What you return must match the records below exactly, apart from the omitted pictures.

• Dataset extract:

= Beginning of Section =

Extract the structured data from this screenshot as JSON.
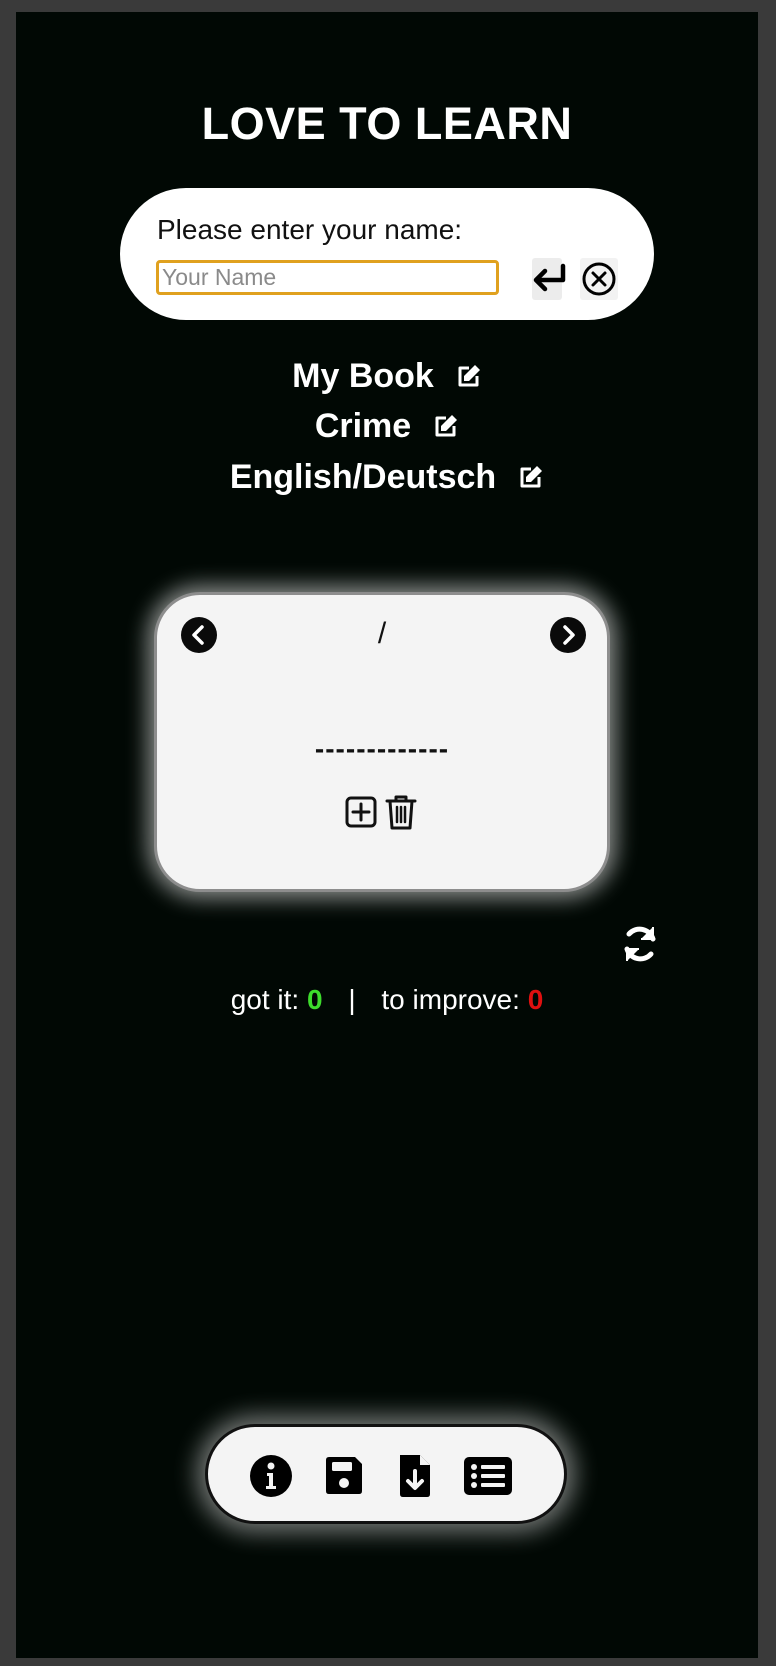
{
  "app": {
    "title": "LOVE TO LEARN"
  },
  "name_panel": {
    "prompt": "Please enter your name:",
    "input_value": "",
    "input_placeholder": "Your Name",
    "enter_icon": "enter-arrow-icon",
    "cancel_icon": "close-circle-icon",
    "accent_color": "#e0a11f"
  },
  "book": {
    "title": "My Book",
    "genre": "Crime",
    "languages": "English/Deutsch",
    "edit_icon": "edit-icon"
  },
  "card": {
    "counter": "/",
    "word": "-------------",
    "prev_icon": "chevron-left-icon",
    "next_icon": "chevron-right-icon",
    "add_icon": "add-icon",
    "delete_icon": "trash-icon"
  },
  "refresh_icon": "refresh-icon",
  "score": {
    "got_it_label": "got it:",
    "got_it_value": "0",
    "separator": "|",
    "to_improve_label": "to improve:",
    "to_improve_value": "0",
    "got_it_color": "#3ddc2c",
    "to_improve_color": "#e01010"
  },
  "toolbar": {
    "icons": [
      "info-icon",
      "save-icon",
      "file-download-icon",
      "list-icon"
    ]
  },
  "colors": {
    "background": "#010804",
    "frame": "#3a3a3a"
  }
}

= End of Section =

• Output of the exercise:
Extract the structured data from this screenshot as JSON.
{
  "app": {
    "title": "LOVE TO LEARN"
  },
  "name_panel": {
    "prompt": "Please enter your name:",
    "input_value": "",
    "input_placeholder": "Your Name",
    "enter_icon": "enter-arrow-icon",
    "cancel_icon": "close-circle-icon",
    "accent_color": "#e0a11f"
  },
  "book": {
    "title": "My Book",
    "genre": "Crime",
    "languages": "English/Deutsch",
    "edit_icon": "edit-icon"
  },
  "card": {
    "counter": "/",
    "word": "-------------",
    "prev_icon": "chevron-left-icon",
    "next_icon": "chevron-right-icon",
    "add_icon": "add-icon",
    "delete_icon": "trash-icon"
  },
  "refresh_icon": "refresh-icon",
  "score": {
    "got_it_label": "got it:",
    "got_it_value": "0",
    "separator": "|",
    "to_improve_label": "to improve:",
    "to_improve_value": "0",
    "got_it_color": "#3ddc2c",
    "to_improve_color": "#e01010"
  },
  "toolbar": {
    "icons": [
      "info-icon",
      "save-icon",
      "file-download-icon",
      "list-icon"
    ]
  },
  "colors": {
    "background": "#010804",
    "frame": "#3a3a3a"
  }
}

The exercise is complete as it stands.